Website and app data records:
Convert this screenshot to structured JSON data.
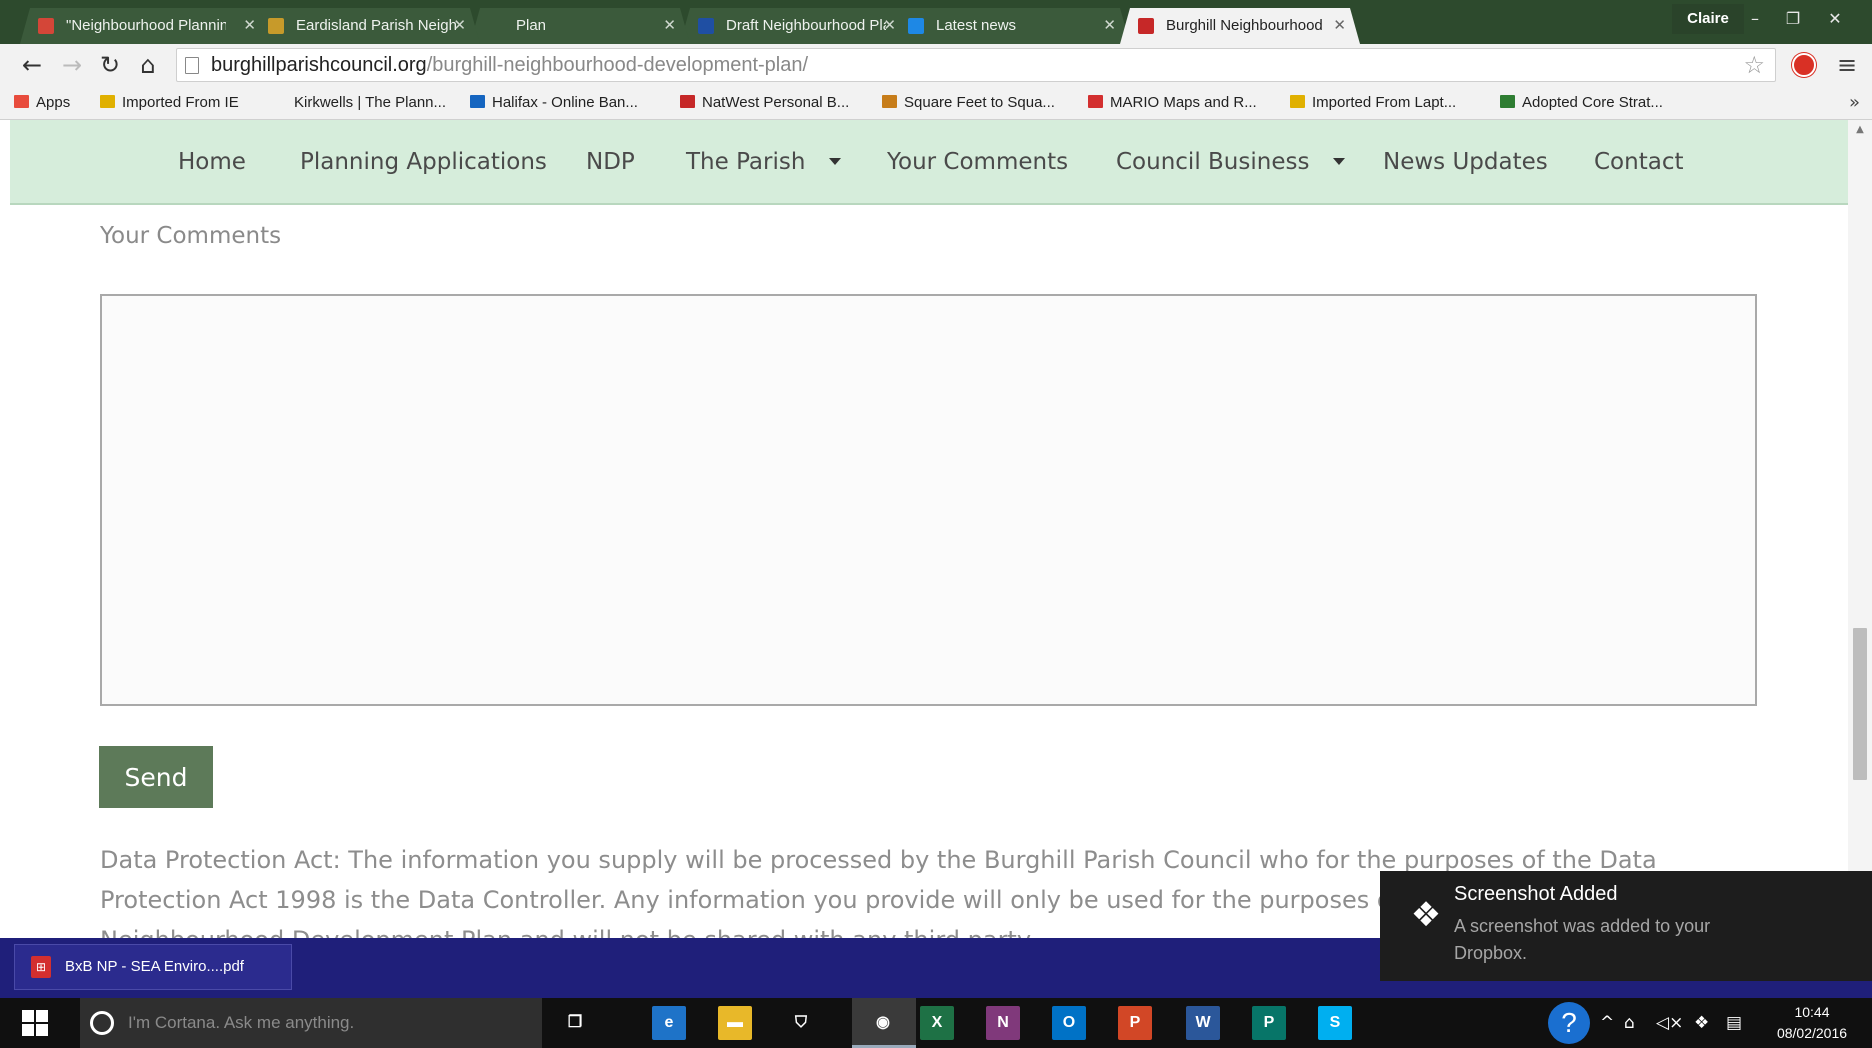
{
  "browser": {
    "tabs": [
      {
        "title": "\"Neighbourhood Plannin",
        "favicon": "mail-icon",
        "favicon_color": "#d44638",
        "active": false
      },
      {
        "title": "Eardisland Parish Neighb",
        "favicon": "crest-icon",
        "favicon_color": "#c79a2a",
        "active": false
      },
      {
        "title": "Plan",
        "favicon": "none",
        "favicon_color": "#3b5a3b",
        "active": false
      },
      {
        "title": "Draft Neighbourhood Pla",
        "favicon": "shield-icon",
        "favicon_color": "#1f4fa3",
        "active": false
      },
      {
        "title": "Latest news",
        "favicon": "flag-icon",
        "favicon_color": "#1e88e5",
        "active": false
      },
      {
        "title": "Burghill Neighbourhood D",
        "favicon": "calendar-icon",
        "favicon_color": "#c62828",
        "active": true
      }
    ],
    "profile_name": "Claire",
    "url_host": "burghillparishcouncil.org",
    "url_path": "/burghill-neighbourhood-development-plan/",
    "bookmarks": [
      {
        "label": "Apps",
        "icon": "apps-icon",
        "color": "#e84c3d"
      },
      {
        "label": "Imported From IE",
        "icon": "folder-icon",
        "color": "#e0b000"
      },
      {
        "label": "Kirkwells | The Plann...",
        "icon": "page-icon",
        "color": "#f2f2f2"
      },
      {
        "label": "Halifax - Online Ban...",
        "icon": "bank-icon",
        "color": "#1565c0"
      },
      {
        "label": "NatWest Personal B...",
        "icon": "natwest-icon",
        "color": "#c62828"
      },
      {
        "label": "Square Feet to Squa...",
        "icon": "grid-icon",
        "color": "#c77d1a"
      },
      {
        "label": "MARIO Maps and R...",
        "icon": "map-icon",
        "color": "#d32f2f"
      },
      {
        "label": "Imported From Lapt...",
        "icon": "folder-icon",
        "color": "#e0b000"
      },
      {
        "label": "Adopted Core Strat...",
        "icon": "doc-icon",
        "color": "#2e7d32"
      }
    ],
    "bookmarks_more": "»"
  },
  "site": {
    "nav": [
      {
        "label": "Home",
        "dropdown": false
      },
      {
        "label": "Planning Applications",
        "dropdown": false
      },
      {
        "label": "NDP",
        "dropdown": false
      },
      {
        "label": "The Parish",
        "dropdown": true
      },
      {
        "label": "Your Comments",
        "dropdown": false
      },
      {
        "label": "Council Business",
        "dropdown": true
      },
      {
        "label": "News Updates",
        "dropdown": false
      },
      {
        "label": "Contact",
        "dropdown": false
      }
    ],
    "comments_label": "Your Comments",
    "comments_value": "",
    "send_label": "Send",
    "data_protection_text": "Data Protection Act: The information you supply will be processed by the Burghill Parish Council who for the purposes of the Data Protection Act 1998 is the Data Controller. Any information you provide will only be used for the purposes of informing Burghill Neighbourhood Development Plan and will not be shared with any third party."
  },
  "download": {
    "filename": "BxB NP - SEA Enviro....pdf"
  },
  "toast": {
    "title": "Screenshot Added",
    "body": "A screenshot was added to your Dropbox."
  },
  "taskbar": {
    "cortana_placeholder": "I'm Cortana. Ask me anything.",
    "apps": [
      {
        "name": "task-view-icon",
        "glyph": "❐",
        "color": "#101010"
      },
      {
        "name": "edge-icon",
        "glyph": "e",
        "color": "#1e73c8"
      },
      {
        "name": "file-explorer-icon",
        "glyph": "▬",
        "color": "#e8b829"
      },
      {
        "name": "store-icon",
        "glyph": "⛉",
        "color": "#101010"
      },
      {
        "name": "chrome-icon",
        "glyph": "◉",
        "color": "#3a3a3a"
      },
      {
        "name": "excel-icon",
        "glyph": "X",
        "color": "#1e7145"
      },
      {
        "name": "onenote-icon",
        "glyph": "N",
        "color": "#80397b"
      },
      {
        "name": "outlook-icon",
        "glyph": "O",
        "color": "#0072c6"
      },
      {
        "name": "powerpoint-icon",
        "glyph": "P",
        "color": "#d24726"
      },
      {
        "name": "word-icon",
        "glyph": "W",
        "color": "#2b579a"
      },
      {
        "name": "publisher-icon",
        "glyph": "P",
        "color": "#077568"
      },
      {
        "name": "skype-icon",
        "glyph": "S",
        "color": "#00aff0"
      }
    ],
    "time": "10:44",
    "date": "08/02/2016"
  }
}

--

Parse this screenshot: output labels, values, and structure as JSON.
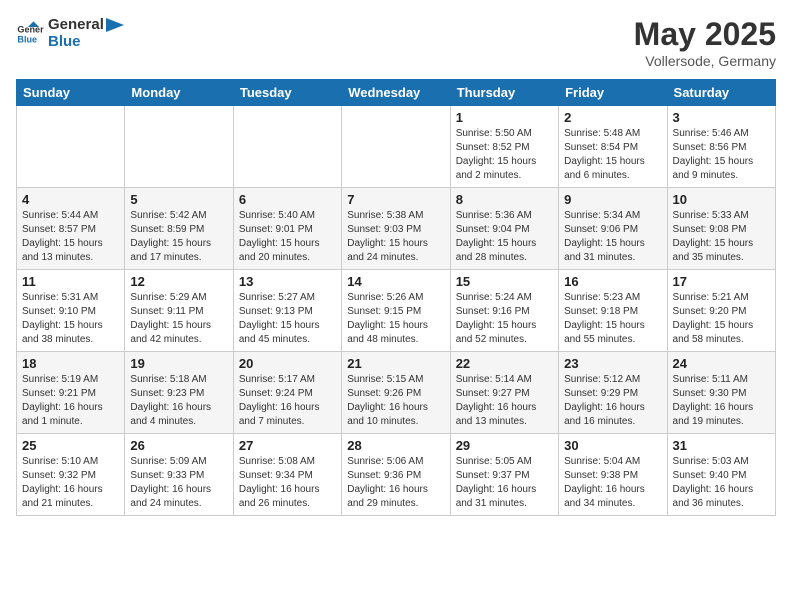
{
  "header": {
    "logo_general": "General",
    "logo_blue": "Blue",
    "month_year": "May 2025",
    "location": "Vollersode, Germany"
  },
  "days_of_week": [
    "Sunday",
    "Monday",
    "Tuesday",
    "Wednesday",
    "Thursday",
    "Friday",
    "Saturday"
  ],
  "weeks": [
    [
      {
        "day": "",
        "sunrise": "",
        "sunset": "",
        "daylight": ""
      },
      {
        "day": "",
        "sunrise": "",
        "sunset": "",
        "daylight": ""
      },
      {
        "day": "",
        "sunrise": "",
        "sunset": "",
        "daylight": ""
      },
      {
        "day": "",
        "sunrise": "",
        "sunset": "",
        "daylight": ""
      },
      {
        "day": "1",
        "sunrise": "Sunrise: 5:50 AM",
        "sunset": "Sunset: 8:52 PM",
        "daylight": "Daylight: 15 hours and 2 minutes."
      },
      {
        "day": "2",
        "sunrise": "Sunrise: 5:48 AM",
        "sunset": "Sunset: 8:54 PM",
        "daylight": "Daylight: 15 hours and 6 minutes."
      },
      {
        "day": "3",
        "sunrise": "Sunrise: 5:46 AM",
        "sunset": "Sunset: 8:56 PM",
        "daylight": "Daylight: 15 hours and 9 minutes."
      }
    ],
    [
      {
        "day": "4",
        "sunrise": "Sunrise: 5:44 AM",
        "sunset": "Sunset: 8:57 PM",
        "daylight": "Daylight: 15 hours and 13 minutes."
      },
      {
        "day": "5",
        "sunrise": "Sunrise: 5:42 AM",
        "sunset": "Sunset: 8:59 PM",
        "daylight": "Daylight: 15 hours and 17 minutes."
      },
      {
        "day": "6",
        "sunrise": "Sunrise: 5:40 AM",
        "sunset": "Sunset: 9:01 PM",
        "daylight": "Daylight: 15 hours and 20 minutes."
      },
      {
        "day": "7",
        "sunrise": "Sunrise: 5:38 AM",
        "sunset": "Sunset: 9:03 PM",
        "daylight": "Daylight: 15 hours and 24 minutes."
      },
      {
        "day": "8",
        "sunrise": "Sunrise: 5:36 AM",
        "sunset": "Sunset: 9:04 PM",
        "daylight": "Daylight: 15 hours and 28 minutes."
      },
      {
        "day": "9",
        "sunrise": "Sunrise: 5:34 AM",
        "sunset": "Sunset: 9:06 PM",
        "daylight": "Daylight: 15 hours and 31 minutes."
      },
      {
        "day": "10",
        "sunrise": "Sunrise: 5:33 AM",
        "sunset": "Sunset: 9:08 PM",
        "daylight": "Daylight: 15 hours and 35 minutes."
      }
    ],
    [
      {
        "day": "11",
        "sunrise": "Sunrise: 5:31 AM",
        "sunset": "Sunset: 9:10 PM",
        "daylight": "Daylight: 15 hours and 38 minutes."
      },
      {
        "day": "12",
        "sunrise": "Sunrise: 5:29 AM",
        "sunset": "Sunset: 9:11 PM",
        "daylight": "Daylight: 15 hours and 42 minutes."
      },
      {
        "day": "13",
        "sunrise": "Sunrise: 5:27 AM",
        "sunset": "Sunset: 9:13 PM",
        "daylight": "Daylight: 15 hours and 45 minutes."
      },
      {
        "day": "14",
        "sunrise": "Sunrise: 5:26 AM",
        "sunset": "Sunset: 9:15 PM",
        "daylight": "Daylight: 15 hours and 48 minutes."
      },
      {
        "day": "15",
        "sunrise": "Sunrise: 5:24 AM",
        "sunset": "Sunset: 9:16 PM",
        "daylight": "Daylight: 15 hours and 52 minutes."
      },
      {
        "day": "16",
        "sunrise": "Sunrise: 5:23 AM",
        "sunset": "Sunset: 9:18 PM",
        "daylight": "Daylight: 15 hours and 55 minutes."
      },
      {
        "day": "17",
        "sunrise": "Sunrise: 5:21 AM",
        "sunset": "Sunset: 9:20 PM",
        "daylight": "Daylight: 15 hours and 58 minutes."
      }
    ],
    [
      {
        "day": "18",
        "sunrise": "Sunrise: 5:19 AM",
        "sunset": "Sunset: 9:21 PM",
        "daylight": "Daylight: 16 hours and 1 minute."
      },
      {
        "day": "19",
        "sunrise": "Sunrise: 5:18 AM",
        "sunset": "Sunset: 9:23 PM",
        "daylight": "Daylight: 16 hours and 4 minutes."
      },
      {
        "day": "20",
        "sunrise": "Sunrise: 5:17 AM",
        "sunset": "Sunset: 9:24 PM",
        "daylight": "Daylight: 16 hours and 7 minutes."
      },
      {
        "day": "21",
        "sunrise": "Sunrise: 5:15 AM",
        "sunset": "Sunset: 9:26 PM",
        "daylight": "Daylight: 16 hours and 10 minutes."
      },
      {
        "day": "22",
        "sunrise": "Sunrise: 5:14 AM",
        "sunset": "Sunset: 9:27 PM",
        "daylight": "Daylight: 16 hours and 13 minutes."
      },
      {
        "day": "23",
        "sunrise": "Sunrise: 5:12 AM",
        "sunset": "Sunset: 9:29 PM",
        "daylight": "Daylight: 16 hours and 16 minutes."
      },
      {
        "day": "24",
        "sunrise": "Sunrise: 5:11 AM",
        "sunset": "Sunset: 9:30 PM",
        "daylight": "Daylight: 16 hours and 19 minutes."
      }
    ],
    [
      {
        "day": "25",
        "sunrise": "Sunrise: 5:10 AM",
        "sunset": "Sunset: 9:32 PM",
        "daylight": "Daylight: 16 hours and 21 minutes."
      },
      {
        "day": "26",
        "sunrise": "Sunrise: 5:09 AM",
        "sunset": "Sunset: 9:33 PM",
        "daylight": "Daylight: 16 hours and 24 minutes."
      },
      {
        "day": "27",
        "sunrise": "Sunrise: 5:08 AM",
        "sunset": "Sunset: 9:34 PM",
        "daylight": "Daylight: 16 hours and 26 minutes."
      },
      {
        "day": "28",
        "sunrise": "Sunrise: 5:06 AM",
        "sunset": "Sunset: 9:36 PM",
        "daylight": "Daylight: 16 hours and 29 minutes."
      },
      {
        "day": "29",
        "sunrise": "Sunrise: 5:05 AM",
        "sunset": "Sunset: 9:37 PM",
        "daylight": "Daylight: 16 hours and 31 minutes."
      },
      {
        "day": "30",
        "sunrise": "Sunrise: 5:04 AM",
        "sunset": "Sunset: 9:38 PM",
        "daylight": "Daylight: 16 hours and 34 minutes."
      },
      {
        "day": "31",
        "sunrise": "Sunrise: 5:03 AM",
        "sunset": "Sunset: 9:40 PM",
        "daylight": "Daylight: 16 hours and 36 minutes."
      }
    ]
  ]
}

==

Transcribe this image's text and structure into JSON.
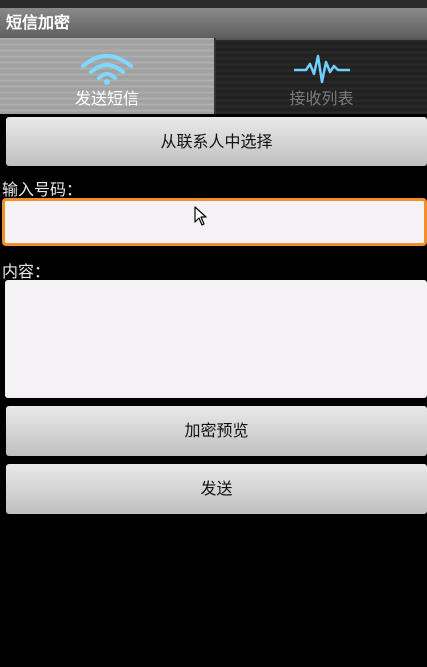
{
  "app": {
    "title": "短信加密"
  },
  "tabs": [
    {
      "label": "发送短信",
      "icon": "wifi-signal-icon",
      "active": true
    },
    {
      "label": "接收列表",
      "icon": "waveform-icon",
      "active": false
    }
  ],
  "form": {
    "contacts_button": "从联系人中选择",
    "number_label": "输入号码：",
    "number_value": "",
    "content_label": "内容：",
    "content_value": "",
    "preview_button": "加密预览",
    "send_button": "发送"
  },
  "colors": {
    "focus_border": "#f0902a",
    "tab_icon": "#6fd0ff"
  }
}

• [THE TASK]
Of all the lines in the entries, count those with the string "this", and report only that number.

• [WRITTEN SOLUTION]
3